District, was placed in receivership in 1997. The receiver has resigned 
and not only have the services not improved, but the plaintiffs agreed 
in a negotiated settlement to terminate the receivership because the 
agency appears to be in worse condition than when it was placed in 
receivership. Consequently, the court and all of the parties have 
agreed to a transition plan, and an interim receiver has been appointed 
by the court to return control of the agency to the city by April 1, 
2001.
  Medical services in the D.C. Jail were placed in receivership by the 
U.S. District Court in 1995 for a period of five years. Recently, the 
receiver let a contract at a cost three times the national average 
without comparing program and cost estimates regionally or nationally, 
and over the objections of the Corrections Trustee appointed pursuant 
to the 1997 Revitalization Act. The contract was given to an entity 
consisting of employees of the present receiver who have never had a 
contract before and whose only contract and only revenue would come 
from this D.C.-financed contract. In response to concerns I expressed, 
the court-appointed monitor detailed services provided without 
indicating if other jurisdictions provide similar services and asserted 
that medical conditions in the District were worse than other 
jurisdictions. However, she made no mention of the nearest comparable 
jurisdiction, the Baltimore Jail medical services, which also are 
operated by a private contractor pursuant to District Court 
supervision. The court monitor cited diseases at the D.C. Jail, which 
undoubtedly are found in big city jail populations throughout the 
country, and did not indicate why the District should have the same 
elevated costs and staffing levels now with presumably revitalized 

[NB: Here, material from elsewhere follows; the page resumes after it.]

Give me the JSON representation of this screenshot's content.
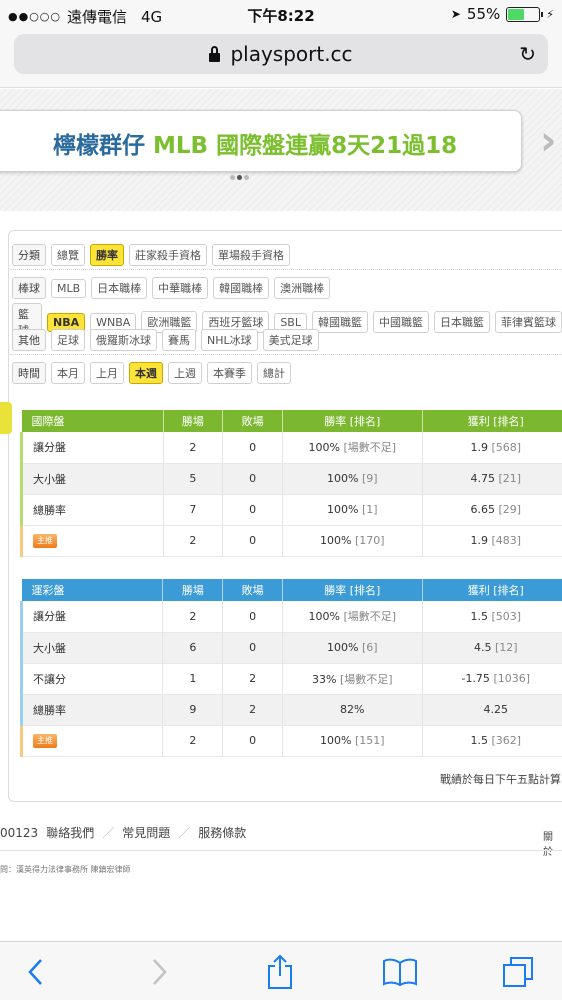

systems as it had under emergency conditions in the first years of 
receivership. The court monitor did not indicate why comparative costs 
assessments were never undertaken or what standards should guide a cost 
effective system and what completion of the receivership and return of 
control to the District should entail. No comprehensive outside 
professional audit was undertaken before the receiver approved large, 
ongoing costs for jail medical services.
  Thus, three out of four of the existing receiverships present such 
substantial problems that Chairman Tom Davis and I have agreed that 
action to ensure higher standards and cost accountability cannot wait. 
The District of Columbia Receivership Accountability Act places 
affirmative duties on all receivers who are appointed by either Federal 
or D.C. courts to administer any department, agency, or office of the 
government of the District of the District of Columbia. These duties 
are:
  First, best practices: The bill places an affirmative duty on each 
receiver to conduct all operations consistent with the best practices 
and financial stability and management efficiency of the District of 
Columbia.
  Second, annual audit by the District's Inspector General: Each 
receiver must submit to an annual financial and program audit conducted 
by the Inspector General of the District of Columbia.
  Third, controlling costs: Each receiver must ensure that costs are 
consistent with applicable regional and national standards (including 
personnel costs), except that this requirement may be waived during any 
initial two-year emergency period of the receivership.
  Fourth, consultation with city officials on the budget: In preparing 
the annual budget for the entity in receivership, the receiver must 
consult with the Mayor and Chief Financial Officer of the District of 
Columbia. After this consultation, the receiver must prepare and submit 
her budget to the Mayor for inclusion in the city's annual budget. The 
Council may comment and make recommendations on the receiver's budget 
estimates.
  Fifth, procurement practices: When entering into contracts, each 
receiver must fully comply with the procurement procedures of the 
District of Columbia and work through the District's procurement 
officials.
  The bill applies to all receivers appointed beginning with 1995. 
Existing receivers must comply with the requirements of this bill 
beginning with fiscal year 2001. I urge my colleagues to support this 
important measure.

                          ____________________